The task:
Take from the data every line in which the word "price" is found.

Input:
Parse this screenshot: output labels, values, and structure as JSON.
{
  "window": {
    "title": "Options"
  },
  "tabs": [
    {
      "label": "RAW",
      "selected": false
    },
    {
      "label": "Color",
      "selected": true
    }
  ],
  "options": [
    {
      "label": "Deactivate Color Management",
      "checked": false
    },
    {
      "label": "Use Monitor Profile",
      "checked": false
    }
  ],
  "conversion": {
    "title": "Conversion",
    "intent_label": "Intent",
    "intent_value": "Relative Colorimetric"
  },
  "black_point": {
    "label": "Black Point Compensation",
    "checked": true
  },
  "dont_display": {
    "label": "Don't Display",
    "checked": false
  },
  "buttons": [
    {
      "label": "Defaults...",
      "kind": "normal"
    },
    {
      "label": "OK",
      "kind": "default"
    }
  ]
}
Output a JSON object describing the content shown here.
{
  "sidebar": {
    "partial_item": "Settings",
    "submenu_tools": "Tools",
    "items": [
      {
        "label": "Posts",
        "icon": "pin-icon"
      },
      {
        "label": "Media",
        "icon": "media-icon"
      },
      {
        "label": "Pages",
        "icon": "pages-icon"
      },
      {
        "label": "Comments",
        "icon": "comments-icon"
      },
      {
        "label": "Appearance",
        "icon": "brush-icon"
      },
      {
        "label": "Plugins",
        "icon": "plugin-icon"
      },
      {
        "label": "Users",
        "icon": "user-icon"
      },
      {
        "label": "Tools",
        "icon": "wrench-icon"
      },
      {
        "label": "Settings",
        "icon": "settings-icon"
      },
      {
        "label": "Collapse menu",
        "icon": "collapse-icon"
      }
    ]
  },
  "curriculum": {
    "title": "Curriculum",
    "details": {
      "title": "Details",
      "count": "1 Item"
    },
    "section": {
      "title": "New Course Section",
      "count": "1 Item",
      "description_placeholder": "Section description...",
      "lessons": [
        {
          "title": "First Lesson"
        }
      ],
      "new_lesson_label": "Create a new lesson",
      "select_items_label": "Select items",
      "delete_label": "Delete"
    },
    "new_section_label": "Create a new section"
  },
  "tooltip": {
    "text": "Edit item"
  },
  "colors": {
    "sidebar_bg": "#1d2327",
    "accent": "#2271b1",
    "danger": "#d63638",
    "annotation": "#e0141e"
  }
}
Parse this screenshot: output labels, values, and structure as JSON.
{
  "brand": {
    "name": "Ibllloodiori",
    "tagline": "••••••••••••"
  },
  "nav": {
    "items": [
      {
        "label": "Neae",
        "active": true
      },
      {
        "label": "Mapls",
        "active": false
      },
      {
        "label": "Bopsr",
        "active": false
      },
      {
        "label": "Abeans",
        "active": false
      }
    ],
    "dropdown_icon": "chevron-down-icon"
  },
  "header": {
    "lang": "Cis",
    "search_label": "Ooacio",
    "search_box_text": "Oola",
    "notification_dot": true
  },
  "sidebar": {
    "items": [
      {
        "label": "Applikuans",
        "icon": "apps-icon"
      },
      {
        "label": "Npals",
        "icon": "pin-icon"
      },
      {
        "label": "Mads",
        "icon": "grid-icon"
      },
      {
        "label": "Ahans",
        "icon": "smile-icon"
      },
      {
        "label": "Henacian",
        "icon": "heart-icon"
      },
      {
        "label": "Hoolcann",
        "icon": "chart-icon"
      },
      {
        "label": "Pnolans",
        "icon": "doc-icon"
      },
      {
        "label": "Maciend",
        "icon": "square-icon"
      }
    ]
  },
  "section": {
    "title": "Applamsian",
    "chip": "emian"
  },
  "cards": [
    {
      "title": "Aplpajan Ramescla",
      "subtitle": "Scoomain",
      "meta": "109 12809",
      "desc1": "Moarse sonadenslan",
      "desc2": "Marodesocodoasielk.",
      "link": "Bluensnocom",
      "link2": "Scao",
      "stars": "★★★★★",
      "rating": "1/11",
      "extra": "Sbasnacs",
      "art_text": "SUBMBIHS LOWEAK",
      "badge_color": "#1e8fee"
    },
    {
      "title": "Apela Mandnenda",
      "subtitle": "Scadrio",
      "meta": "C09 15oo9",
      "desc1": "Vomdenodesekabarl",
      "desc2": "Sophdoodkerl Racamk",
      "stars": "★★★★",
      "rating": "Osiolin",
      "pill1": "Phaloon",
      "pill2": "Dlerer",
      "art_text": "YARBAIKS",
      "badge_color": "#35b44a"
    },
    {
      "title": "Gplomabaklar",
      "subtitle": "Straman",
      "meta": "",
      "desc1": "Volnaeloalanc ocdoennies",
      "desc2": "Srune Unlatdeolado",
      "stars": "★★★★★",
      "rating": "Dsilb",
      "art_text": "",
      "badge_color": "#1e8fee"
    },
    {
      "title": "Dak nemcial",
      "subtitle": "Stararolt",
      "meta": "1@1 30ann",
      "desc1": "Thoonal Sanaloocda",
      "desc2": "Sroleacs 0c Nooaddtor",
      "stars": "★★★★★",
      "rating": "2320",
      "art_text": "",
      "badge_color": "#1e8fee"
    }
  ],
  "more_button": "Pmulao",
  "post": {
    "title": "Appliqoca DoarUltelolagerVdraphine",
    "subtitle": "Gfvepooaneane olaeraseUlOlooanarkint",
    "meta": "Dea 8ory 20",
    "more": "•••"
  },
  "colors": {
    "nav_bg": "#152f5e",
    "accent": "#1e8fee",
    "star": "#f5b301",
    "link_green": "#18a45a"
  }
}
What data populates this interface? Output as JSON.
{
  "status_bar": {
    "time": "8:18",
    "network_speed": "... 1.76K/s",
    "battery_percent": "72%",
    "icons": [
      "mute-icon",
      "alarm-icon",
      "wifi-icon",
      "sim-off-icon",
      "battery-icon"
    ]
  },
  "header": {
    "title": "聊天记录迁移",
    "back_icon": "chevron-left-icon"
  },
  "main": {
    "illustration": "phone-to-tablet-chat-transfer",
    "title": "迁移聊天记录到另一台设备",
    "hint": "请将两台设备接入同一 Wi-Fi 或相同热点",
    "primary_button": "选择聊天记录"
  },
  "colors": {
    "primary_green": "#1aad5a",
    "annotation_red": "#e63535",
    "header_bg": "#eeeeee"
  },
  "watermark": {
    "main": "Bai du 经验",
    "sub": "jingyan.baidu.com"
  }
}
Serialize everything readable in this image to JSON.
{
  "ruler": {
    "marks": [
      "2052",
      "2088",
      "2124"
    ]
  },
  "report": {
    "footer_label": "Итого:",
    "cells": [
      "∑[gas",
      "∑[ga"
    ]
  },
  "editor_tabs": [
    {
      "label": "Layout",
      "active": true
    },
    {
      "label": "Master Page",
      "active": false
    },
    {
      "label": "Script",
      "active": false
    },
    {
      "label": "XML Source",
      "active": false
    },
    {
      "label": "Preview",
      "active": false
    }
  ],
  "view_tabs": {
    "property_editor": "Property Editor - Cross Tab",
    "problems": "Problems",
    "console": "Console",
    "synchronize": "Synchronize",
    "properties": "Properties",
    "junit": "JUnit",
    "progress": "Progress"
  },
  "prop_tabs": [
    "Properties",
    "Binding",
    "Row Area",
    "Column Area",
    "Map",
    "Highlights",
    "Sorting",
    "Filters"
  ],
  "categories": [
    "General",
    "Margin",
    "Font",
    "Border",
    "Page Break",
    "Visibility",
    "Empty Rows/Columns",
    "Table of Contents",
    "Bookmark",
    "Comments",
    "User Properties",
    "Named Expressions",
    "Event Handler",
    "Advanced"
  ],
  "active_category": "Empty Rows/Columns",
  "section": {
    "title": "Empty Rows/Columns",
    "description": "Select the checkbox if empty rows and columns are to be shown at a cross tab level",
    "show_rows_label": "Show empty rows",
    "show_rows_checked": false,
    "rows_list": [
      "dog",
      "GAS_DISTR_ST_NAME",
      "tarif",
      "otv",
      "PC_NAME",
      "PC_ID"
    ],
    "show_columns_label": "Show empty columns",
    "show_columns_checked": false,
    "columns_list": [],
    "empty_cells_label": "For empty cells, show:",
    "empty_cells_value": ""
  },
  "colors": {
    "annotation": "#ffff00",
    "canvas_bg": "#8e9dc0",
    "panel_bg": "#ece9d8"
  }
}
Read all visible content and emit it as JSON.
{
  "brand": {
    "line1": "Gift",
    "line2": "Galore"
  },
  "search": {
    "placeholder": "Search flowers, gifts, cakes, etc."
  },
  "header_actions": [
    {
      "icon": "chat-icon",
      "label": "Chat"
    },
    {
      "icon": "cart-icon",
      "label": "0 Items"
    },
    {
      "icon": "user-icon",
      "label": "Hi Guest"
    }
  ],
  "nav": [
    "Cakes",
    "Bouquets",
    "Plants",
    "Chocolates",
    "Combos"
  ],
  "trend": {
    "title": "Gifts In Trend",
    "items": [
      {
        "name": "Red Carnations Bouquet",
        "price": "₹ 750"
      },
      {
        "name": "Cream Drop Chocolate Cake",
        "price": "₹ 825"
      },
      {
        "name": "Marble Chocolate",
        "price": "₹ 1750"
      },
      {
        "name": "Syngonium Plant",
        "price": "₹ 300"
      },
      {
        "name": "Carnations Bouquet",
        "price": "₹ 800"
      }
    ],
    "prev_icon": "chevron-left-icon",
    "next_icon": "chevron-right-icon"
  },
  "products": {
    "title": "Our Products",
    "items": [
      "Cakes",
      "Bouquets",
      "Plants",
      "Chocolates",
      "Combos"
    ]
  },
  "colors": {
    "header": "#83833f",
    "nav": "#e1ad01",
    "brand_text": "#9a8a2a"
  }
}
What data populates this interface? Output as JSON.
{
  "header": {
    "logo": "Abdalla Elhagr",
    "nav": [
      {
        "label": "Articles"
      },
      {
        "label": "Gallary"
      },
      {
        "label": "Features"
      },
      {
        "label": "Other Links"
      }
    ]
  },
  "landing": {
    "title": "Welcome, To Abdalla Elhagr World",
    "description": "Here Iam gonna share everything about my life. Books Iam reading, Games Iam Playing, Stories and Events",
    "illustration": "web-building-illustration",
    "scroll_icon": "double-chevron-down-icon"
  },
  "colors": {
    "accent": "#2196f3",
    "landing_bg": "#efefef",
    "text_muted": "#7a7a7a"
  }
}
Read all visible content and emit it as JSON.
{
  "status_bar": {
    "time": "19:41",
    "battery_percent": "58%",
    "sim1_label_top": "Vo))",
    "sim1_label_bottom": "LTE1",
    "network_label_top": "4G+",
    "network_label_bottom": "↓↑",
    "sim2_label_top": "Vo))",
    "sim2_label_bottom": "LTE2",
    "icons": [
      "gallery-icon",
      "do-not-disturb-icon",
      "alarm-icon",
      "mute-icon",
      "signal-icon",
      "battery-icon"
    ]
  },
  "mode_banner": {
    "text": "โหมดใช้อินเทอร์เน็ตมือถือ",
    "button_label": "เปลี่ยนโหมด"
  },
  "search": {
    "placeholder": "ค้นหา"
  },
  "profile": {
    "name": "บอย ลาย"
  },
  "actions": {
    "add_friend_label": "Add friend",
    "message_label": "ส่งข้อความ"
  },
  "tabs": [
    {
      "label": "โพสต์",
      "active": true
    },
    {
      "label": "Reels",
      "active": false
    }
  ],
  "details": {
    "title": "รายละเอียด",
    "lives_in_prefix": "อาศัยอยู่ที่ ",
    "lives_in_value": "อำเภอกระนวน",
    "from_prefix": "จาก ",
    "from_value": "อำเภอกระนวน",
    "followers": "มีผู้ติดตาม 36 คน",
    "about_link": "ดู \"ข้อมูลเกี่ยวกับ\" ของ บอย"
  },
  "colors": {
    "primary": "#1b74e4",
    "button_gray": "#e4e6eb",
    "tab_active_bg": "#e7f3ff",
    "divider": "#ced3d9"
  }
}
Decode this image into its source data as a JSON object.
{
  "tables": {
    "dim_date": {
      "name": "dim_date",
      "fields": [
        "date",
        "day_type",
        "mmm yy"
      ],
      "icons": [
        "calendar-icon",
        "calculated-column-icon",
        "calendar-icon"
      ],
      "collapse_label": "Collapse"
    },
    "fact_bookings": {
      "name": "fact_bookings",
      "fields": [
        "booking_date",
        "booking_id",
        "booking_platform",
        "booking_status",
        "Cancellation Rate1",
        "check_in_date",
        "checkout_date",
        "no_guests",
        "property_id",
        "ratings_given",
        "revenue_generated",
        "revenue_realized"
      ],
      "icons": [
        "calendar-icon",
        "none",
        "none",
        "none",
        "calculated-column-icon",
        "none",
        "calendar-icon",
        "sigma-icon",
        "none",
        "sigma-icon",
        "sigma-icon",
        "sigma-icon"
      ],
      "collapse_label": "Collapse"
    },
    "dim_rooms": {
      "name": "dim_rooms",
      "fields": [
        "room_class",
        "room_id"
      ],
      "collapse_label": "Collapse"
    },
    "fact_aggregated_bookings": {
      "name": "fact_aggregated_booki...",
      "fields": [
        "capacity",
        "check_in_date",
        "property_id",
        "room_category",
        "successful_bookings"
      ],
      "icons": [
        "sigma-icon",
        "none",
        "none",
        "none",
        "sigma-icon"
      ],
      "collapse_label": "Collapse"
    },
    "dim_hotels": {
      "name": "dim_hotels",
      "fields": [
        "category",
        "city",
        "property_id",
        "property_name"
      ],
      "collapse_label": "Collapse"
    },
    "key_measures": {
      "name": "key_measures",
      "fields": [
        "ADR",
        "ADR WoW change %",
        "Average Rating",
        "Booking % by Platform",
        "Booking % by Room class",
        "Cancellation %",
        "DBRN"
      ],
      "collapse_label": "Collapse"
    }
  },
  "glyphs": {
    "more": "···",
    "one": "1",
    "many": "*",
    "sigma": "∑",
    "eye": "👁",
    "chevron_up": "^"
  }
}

Result:
        "price": "₹ 750"
        "price": "₹ 825"
        "price": "₹ 1750"
        "price": "₹ 300"
        "price": "₹ 800"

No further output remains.